Raghubir Singh, 75, who leads the wrestle for six of 15 Tongia villages within the Shivalik area, complains of the Forest Division’s lack of consideration.

Now a farmer, Singh is preventing for land he says Tongias not solely rightfully deserve, however can carry his youngsters a greater future. He says that the Forest Division has been holding conferences and taking choices regarding them with out their presence.

“I don’t suppose they wish to assist us,” he says. “If in any respect a Forest officer comes alongside who genuinely is invested, he’s transferred by the point he understands our case. The implementation of the income villages have additionally been stalled with excuses.”

Chandran of the Uttarakhand Forest Division disagrees. He says that the Forest Division has been as cooperative as doable. He insists {that a} concentrated effort of the Forest Division, Tongias and NGOs is required in the direction of doc assortment to assist claims.

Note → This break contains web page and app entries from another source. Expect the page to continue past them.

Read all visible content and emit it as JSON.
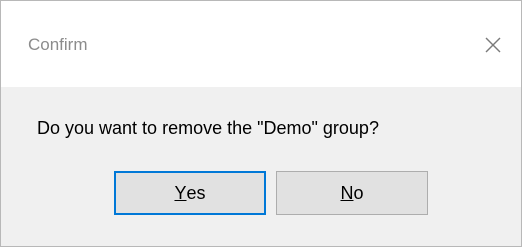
{
  "dialog": {
    "title": "Confirm",
    "message": "Do you want to remove the \"Demo\" group?",
    "close_icon": "close-icon"
  },
  "buttons": {
    "yes": {
      "mnemonic": "Y",
      "rest": "es"
    },
    "no": {
      "mnemonic": "N",
      "rest": "o"
    }
  },
  "colors": {
    "default_button_border": "#0078d7",
    "button_face": "#e1e1e1",
    "title_text": "#8c8c8c"
  }
}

“We assist them with no matter they could require. However the file archives are large and unfold throughout the state. They’re additionally very outdated; some have been broken as a consequence of termites. Tongias are half and parcel of the forests and we’re doing one of the best for them.”

Raghubir Singh, centre, poses together with his grandchildren and a protracted listing of all villagers claiming land rights [Devyani Nighoskar/Al Jazeera]

The FRA has been significantly discriminatory in opposition to non-tribal forest dwellers such because the Tongias who’re typically labeled as “scheduled caste” and never the “scheduled tribe” standing that affords extra safety of  a neighborhood’s cultural legacy. Most Tongias got forest land within the early Nineteen Thirties and subsequently are unable to show 75 years or three generations within the forest earlier than December 2005 to assert their rights.

“Even when that’s the case, the Tongias can’t be handled as encroachers,” says Arjun Kasana, secretary of Think Rise Act Foundation, a sustainable growth organisation which works to assist forest-dwelling communities.

The Tongias are nonetheless entitled to the fitting to livelihood and shelter below Article 21 of the structure however these constitutional legal guidelines will not be being effectively utilized, says Kasana. He additionally believes that the state has a constitutional obligation to guard individuals’s social and financial pursuits.

The Tongias stay caught between legalities and the inefficiency of directors as they proceed their wrestle for land and different primary rights.

Ved Prakash retreats to his room each night with a thick notepad and a pen to file one other day within the Tongias’ relentless combat. His guide – his individuals’s story – is incomplete. “[It] will solely be accomplished on the day when forest builders are now not seen as forest encroachers on this nation.”